Itís actually called a needle.
I bring that up so if you order parts
99% of the time the only thing that can happen to a float is it fills with fuel. Some floats are hollow metal, some hollow plastic, those you can shake to tell if there is fuel in them, some floats are solid plastic, sort of like foam filled, and those you can only weigh, if you know what their weight is supposed to be. Usually those I go by feel and just guess.
However I suspicion your problem is a fuel pump
check valve that is slowly leaking and allowing fuel to drain back to the tank, then when you manually pump
the squeeze bulb, you put enough pressure on the float and needle valve that it allows fuel into the carb and flood the engine. That part is normal, you can do that on most if not all motors if you pump too hard and or too long. Of course an old needle can aggravate this as most have a neoprene tip that helps seal, it gets old, turns hard and often does leak a little.

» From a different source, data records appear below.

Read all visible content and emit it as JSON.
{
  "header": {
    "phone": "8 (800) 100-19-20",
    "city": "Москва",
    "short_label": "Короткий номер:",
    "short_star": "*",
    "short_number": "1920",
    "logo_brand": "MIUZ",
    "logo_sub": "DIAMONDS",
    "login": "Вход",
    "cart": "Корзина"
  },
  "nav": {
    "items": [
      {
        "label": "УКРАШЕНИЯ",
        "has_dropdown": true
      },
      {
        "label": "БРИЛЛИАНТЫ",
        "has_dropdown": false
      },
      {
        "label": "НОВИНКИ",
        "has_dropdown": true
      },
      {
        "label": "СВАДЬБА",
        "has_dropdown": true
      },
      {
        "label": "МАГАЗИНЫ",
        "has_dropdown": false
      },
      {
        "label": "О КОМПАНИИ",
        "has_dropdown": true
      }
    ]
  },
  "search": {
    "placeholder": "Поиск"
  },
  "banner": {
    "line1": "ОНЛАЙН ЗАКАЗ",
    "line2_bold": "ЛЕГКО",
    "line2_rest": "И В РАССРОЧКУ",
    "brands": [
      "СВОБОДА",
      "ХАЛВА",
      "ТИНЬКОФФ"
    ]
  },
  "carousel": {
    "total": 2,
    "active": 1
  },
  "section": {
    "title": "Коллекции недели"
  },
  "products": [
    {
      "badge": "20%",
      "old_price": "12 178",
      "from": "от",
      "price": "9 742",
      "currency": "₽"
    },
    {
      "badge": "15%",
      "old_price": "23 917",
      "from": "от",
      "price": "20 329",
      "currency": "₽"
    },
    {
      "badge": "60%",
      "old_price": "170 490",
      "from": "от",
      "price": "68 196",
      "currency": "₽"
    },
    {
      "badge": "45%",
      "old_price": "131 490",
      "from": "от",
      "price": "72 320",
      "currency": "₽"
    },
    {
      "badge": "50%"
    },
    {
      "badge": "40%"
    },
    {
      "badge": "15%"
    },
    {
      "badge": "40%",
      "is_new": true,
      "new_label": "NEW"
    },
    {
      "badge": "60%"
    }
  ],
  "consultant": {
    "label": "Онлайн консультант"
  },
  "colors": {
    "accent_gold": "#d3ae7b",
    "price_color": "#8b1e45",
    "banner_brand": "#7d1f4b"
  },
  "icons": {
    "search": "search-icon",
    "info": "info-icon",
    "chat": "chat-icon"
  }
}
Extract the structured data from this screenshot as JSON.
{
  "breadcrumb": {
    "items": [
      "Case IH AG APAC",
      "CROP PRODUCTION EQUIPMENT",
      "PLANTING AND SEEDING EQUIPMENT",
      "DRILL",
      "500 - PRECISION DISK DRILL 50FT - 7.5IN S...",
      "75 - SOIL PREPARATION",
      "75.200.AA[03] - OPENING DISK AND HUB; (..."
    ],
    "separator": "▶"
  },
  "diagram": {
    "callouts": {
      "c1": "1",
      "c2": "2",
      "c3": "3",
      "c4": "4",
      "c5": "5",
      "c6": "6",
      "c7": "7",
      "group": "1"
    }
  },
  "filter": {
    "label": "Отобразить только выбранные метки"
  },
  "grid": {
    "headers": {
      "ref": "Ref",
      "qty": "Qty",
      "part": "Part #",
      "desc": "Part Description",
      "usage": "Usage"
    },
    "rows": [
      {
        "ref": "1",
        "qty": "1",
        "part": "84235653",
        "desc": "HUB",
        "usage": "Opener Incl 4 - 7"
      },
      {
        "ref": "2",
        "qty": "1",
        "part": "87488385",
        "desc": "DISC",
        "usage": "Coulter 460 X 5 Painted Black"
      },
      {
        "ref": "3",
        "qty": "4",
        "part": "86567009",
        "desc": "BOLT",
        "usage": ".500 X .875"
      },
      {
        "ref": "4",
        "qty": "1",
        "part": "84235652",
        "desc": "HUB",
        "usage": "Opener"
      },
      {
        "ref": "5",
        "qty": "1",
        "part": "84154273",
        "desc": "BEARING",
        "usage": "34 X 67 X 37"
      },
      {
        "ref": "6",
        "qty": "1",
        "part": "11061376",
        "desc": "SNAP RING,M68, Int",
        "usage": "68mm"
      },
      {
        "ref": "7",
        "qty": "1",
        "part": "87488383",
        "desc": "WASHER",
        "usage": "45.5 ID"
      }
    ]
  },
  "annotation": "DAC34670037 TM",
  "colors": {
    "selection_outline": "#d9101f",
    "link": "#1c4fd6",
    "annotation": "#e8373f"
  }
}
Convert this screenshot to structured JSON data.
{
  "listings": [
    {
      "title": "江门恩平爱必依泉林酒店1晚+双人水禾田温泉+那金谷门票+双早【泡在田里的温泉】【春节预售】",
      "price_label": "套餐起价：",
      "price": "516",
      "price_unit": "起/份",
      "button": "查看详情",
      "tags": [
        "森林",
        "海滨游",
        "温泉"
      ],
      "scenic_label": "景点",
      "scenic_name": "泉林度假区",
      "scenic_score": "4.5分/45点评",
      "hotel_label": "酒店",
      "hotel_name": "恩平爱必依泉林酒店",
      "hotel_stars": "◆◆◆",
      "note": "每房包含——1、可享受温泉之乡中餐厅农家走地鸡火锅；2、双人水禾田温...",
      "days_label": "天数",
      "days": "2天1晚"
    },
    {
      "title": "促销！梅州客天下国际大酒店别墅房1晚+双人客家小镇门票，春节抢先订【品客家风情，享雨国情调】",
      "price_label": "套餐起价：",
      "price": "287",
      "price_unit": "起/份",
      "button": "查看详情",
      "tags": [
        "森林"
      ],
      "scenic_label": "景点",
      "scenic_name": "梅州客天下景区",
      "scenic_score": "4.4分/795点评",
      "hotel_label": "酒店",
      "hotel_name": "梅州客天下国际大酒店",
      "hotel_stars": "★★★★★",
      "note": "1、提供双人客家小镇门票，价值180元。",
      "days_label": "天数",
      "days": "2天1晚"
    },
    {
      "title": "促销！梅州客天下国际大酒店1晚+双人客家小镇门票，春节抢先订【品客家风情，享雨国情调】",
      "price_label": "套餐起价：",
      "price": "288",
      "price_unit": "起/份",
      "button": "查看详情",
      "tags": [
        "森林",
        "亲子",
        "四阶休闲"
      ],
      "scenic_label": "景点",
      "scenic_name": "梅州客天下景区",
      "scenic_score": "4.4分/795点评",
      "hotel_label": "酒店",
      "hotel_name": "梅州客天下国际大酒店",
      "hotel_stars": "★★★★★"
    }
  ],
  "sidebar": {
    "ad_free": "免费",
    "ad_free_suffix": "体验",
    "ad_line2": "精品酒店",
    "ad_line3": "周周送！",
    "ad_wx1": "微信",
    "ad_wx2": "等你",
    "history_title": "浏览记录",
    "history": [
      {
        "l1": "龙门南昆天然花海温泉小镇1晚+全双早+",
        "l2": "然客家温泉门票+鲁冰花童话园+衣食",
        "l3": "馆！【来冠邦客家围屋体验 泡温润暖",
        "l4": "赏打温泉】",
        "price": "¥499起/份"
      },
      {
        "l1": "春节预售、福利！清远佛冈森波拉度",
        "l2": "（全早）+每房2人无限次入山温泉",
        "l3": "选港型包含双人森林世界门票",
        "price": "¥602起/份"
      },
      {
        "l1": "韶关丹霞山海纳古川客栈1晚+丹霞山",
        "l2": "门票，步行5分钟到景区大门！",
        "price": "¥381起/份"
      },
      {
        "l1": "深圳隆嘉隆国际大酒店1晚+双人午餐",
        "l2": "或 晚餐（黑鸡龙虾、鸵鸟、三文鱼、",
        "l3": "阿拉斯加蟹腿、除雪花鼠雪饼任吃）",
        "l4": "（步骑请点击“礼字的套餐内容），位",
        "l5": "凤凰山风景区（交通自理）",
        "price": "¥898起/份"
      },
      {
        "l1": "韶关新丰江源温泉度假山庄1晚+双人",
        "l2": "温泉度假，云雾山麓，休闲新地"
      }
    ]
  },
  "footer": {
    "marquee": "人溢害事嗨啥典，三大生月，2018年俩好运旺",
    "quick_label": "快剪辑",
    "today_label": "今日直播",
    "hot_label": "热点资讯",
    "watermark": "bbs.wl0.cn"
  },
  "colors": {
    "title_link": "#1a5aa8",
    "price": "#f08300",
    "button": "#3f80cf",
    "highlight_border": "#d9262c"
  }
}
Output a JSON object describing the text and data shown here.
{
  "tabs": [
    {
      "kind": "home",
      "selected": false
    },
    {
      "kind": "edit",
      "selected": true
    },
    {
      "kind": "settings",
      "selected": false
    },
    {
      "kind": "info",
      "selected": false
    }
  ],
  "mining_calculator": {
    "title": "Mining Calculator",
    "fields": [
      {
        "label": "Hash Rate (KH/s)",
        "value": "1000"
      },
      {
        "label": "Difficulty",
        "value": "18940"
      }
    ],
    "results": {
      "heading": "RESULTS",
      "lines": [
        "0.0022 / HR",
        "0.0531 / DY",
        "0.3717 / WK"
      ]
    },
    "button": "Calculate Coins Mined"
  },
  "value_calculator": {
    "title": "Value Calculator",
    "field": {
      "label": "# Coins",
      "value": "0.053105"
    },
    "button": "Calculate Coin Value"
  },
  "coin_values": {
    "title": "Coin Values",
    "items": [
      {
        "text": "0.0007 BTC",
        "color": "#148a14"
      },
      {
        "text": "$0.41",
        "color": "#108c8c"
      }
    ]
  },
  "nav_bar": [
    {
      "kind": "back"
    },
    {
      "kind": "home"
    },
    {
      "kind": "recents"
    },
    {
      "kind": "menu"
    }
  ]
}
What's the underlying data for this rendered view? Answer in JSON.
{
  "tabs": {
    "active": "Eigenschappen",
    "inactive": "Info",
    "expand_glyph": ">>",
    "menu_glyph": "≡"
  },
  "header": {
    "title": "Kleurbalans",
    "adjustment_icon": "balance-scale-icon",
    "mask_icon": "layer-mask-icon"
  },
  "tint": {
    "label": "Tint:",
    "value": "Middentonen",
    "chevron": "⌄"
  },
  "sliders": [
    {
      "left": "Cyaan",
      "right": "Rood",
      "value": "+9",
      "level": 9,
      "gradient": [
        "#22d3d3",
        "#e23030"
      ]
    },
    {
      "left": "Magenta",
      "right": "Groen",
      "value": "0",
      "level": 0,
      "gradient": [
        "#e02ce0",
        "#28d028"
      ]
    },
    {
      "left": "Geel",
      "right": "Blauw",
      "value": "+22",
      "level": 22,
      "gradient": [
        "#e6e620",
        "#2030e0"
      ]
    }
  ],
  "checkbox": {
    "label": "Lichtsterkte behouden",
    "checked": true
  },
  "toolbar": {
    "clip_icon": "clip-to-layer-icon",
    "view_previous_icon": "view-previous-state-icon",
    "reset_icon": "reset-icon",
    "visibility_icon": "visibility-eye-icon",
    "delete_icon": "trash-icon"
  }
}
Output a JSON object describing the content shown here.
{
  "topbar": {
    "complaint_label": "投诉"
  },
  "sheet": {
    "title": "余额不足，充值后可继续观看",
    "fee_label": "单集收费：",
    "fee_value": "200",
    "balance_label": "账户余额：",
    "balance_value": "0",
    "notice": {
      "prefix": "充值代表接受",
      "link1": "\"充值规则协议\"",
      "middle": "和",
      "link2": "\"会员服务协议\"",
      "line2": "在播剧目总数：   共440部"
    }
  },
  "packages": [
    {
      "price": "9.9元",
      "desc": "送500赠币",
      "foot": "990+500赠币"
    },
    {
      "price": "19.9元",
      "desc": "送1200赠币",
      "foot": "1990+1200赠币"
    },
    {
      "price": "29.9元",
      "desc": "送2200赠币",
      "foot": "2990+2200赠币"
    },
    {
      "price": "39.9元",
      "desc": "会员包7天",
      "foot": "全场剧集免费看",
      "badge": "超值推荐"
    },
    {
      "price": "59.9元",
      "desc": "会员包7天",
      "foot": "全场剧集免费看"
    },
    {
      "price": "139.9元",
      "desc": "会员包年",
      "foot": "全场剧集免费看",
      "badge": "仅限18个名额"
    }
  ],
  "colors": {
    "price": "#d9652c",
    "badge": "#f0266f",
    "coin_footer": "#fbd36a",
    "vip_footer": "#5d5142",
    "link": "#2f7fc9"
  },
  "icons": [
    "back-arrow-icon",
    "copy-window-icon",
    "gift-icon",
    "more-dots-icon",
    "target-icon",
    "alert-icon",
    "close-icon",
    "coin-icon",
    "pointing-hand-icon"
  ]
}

Read up on adjusting float height too, itís easy to do and easy to accidentally bend the little tab and get it off and not realize it too.
the fuel pump, being sure to replace the check valves and maybe put the diaphragm
in spare parts
, cause it will eventually give up the ghost, of course right when you need it the most.
Maybe check the float if itís a hollow one by shaking. Metal ones are old school
, and those can be repaired by desoldering the weep hole that is soldered shut, draining the fuel and resoldering the float.
I had to do that on the carb on my 1946 Cessna, cause those havenít been made in a long time.